Incorrect branding - well-established brands may include their company logo to convey trust. Check that the branding looks legitimate in terms of design, style, and colours.
Odd tone or language - look out for sentences that are awkwardly structured or look strange with too many capitals. Any remotely threatening wording is also a warning sign, e.g. "Update your data now, or your account will be blocked."
Dubious Sender ID - Wells Fargo typically sends banking notifications from the short code 93557. If you receive a text claiming to be from Wells Fargo that's from a 10-digit long code number, it will be fake. The same can safely be said for other big banks too; most will use a dedicated short code for SMS alerts to customers. That said, Sender IDs can be spoofed or cloned - so be sure to check for all the other points mentioned above.
How to protect your bank account
Aside from knowing how to spot fraudulent text messages, you can do several things to keep your bank account and personal information safe from cybercriminals. The first step is to be aware of the different types of scams and then observe secure communication practices. For example:
Verify that text messages are genuine. If you're unsure, the best way to check is to contact your bank directly using the official phone number on the bank's website.
Never click on suspicious links or type your information into data capture forms.
Never reply to text message requests for personal or financial information.
Be careful about who you give your phone number or email address to. Ensure you know how businesses intend to use your personal data when you sign up for a new service or buy something online.
Strengthen your account security. Choose a robust online banking password, update it regularly and never write it down or share it with others. Don't use the same password across various online accounts and apps. Set up two-factor authentication (2FA) with your bank as an additional layer of security.
Never share access codes you've received with anyone (scammers sometimes try to convince their victims that a text message OTP has been delivered to them accidentally).
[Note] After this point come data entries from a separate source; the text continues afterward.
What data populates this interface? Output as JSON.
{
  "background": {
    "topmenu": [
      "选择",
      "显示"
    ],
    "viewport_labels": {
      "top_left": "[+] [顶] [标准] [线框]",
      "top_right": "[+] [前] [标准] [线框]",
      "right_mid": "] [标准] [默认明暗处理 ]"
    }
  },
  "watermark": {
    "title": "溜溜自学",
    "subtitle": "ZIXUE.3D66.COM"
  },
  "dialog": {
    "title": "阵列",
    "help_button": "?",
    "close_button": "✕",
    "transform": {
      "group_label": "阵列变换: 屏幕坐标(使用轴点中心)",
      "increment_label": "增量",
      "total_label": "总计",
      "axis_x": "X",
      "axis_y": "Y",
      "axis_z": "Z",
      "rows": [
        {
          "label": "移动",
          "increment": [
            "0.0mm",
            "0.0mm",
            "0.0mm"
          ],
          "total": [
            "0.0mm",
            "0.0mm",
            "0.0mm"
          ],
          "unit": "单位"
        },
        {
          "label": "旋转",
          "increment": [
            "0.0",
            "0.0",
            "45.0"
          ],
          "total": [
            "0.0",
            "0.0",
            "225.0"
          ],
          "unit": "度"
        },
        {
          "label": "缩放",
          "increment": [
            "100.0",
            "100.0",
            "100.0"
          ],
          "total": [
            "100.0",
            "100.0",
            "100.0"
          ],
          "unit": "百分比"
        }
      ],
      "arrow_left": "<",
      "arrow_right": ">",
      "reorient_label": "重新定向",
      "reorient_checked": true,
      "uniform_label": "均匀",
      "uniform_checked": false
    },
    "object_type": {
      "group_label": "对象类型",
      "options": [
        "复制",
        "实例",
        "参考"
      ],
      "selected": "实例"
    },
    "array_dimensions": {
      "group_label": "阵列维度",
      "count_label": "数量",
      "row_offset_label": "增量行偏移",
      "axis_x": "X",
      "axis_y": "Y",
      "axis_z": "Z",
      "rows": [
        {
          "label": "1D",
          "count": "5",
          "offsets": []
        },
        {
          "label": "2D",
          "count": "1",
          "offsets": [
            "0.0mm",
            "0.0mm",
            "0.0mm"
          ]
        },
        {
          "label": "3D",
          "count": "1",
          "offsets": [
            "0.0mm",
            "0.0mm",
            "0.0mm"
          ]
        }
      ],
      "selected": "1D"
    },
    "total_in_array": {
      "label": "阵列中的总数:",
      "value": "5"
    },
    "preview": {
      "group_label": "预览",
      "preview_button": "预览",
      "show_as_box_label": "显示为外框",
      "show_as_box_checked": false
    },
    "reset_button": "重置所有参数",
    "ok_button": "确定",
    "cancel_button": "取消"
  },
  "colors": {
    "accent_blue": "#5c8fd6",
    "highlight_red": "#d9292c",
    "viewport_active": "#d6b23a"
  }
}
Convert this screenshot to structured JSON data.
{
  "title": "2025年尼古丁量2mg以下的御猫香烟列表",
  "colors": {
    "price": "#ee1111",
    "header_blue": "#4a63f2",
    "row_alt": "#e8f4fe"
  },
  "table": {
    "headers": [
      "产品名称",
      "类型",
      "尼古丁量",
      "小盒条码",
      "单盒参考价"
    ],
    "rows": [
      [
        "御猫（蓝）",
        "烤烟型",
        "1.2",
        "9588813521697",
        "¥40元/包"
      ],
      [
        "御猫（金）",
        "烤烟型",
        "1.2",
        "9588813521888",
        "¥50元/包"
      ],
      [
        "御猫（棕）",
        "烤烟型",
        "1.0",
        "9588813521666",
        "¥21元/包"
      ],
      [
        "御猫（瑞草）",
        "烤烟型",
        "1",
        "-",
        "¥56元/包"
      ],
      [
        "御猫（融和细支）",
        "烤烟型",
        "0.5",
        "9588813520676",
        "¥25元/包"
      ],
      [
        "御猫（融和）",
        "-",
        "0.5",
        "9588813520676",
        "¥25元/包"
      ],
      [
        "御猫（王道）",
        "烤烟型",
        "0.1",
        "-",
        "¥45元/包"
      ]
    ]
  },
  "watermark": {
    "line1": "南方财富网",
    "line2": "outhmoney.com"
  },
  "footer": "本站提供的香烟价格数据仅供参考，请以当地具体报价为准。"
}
Regularly check transactions and review your bank and credit card statements with a fine tooth comb. Set up emergency alerts that notify you of any unusual activity (and ensure you know what these texts will look like).
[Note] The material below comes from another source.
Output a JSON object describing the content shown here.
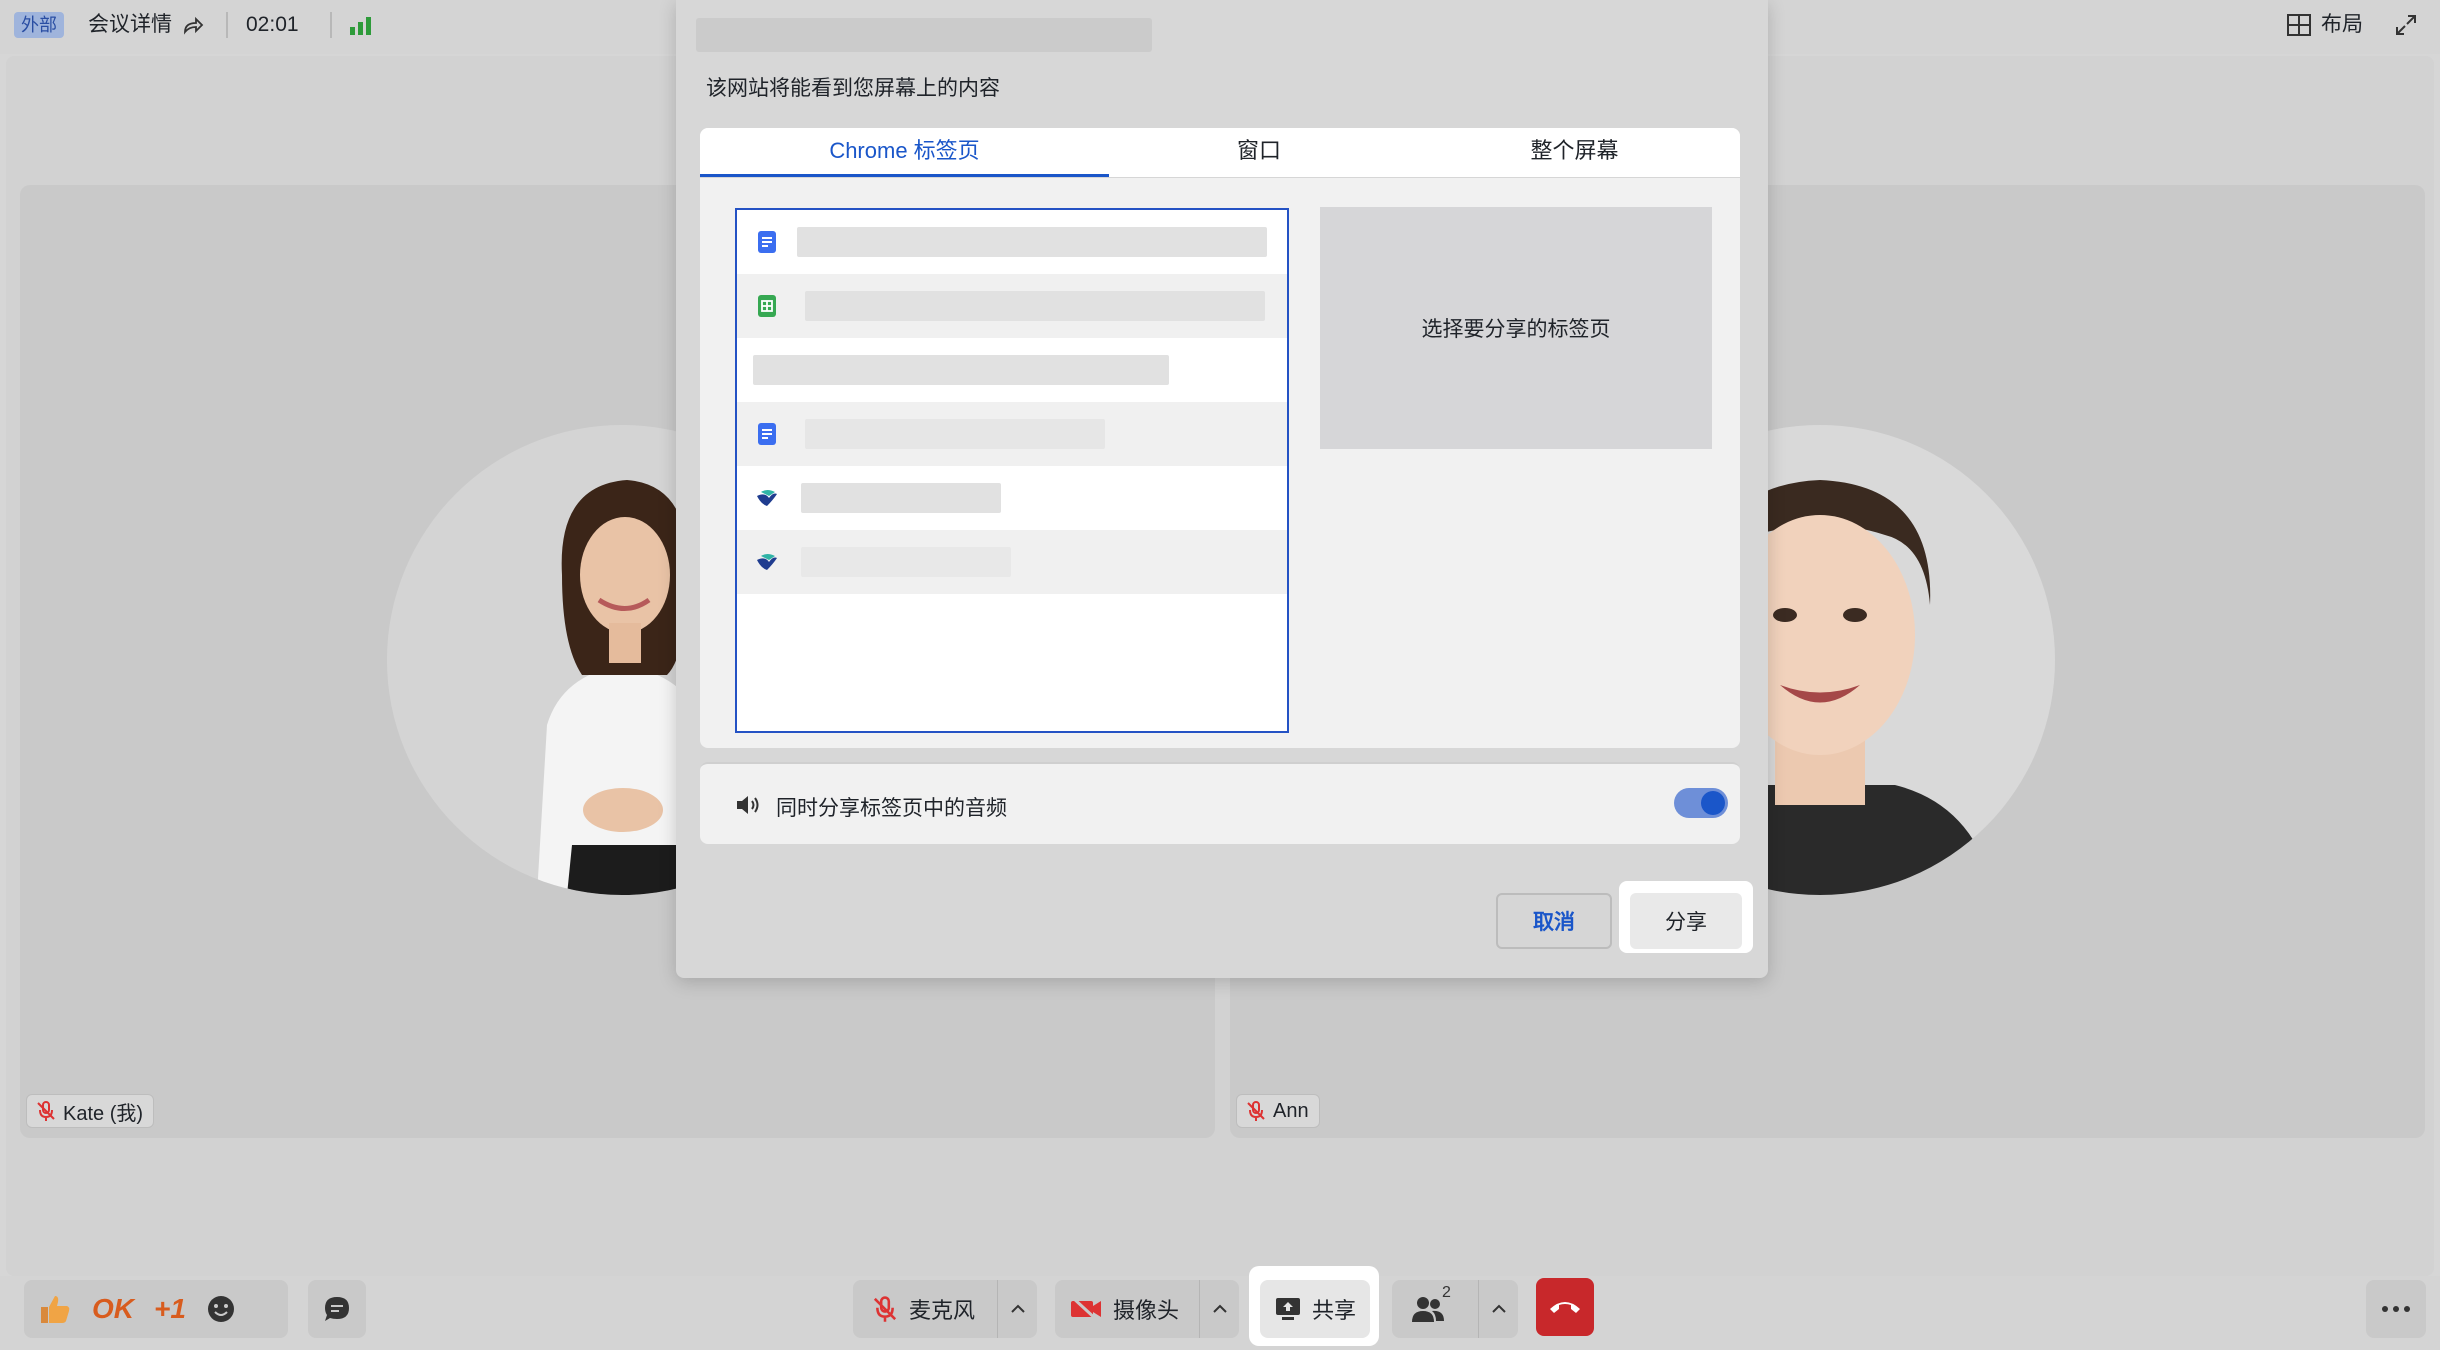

What to do if you experience a Wells Fargo text scam
If you receive a suspicious text and need to check whether it's genuine, you can email the Wells Fargo helpline. If you've clicked on a link within the message, call the Wells Fargo fraud team immediately at 1-866-867-5568. And if you replied and shared any personal account details, call 1-800-869-3557. If you didn't respond, forward the suspicious text message to email@example.com.
Recognise and report spam texts
Text message scams are unfortunately on the rise, with cybercriminals targeting people from behind the faces of the world's biggest banks. Even if you're switched on about mobile fraud, it only takes a moment of panic to unwittingly click on a suspicious link or be persuaded to hand over sensitive details that could result in stolen funds.
You can protect yourself from banking scams like this by knowing the warning signs, being vigilant about secure communication practices and enhancing the security of your online accounts. Logging into your account using two or more authentication methods might be cumbersome, but it's worth it when you consider the alternative.
When you spot a suspicious text message from your bank, report it straightaway - this makes it harder for a text scammer to carry out their activity and helps protect other potential victims from phishing scams and identity theft.
Does your business need to help customers securely log into their online accounts? Discover how Messente's SMS verification service can help.